What to produce:
Copy out all lines from the entries below in which "Daniel" occurs.

Data to use:
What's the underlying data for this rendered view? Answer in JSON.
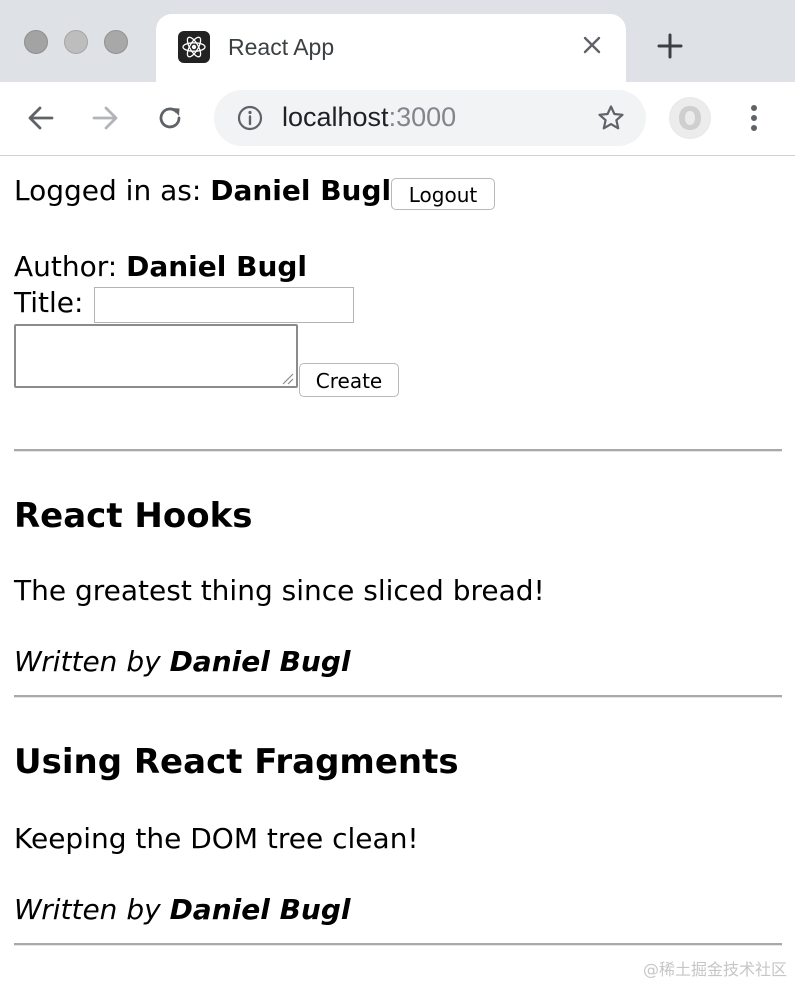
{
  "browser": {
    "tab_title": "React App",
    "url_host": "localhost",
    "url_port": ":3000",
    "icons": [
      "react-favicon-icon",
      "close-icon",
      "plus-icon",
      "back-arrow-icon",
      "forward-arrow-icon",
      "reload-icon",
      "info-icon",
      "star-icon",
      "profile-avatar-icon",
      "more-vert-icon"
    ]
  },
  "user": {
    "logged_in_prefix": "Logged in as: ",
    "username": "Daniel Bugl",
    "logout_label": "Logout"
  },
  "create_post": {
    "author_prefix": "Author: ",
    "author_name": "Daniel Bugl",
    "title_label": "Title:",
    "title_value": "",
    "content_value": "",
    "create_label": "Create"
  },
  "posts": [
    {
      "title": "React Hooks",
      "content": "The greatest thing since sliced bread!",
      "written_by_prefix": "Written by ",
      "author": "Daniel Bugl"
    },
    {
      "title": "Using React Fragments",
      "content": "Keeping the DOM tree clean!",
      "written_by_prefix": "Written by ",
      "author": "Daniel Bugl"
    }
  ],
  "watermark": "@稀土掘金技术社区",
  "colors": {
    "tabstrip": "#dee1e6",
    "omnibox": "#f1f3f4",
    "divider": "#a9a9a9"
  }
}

Reply:
    "username": "Daniel Bugl",
    "author_name": "Daniel Bugl",
      "author": "Daniel Bugl"
      "author": "Daniel Bugl"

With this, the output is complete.